Instructions for the task —
In the records below, count each line where the word "title" appears, and reply with that number only.

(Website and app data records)
--- START ---
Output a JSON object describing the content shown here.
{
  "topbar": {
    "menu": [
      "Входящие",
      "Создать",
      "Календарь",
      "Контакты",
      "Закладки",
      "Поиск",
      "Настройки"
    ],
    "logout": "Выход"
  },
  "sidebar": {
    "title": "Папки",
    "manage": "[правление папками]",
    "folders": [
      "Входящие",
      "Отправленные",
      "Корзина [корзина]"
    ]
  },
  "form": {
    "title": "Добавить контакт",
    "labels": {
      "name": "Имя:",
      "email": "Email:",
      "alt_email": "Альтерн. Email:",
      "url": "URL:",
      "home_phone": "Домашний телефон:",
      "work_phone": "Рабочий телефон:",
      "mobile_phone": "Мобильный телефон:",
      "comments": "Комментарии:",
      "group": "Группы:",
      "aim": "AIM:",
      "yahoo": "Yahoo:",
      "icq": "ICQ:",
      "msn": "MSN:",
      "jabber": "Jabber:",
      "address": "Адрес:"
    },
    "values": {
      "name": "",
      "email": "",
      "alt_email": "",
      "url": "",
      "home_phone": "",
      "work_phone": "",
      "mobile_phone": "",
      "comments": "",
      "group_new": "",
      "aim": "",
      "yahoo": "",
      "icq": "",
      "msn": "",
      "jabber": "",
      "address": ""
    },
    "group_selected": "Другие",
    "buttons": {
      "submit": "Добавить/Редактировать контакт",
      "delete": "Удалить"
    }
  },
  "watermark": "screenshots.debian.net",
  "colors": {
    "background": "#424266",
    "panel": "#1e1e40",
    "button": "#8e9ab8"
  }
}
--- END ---
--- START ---
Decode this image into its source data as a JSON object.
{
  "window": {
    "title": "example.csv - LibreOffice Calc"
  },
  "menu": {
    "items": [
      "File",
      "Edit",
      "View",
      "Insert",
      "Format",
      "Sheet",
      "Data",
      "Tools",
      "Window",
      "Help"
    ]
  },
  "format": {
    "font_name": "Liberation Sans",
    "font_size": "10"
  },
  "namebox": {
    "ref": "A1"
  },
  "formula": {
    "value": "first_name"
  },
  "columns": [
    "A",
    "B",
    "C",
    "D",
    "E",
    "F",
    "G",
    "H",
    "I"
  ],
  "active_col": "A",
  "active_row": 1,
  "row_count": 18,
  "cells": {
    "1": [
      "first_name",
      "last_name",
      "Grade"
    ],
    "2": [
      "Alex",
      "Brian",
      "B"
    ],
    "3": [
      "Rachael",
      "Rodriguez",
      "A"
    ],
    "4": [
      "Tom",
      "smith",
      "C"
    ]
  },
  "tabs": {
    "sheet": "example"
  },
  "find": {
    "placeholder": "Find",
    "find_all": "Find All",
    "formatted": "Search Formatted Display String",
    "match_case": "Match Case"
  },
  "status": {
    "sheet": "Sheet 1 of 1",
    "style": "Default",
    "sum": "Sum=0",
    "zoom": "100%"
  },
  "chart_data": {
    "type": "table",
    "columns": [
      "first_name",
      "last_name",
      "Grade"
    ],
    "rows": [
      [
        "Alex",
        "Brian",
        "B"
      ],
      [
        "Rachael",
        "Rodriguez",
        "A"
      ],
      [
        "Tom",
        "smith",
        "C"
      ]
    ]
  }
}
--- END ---
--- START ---
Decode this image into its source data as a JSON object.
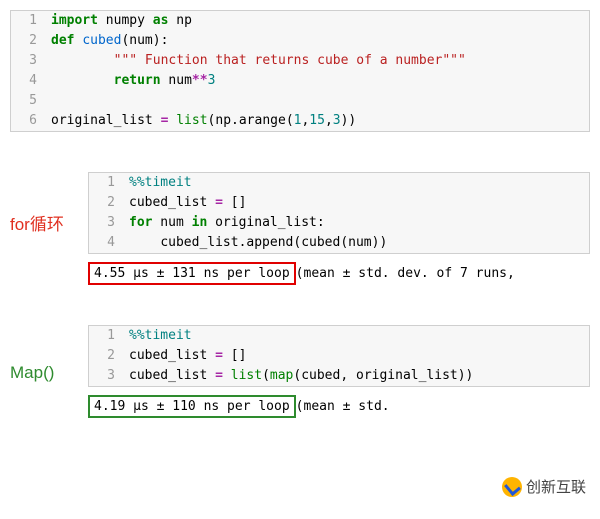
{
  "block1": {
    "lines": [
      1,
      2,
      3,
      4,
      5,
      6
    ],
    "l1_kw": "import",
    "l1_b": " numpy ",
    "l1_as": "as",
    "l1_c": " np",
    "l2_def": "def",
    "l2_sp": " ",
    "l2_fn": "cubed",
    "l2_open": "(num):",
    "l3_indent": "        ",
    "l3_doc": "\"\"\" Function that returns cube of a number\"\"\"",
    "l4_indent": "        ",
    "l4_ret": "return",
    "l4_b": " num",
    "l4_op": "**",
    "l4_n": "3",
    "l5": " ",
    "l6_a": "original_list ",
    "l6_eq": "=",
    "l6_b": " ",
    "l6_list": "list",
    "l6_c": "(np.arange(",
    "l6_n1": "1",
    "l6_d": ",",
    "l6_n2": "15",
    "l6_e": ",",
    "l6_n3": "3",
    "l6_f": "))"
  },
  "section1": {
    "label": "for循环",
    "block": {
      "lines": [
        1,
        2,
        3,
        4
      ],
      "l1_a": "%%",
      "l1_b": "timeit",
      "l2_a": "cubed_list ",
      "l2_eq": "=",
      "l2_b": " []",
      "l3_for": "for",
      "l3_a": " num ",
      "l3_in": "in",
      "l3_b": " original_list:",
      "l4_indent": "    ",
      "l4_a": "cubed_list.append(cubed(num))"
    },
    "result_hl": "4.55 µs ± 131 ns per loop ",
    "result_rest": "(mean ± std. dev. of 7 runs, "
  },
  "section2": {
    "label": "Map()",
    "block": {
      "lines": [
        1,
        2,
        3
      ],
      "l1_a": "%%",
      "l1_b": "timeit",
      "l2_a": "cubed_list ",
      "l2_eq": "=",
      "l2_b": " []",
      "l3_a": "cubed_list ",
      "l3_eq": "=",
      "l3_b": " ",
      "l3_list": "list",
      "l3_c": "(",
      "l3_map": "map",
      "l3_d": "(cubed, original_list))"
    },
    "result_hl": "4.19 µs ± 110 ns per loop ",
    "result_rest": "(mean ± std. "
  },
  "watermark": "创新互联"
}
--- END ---
Response —
3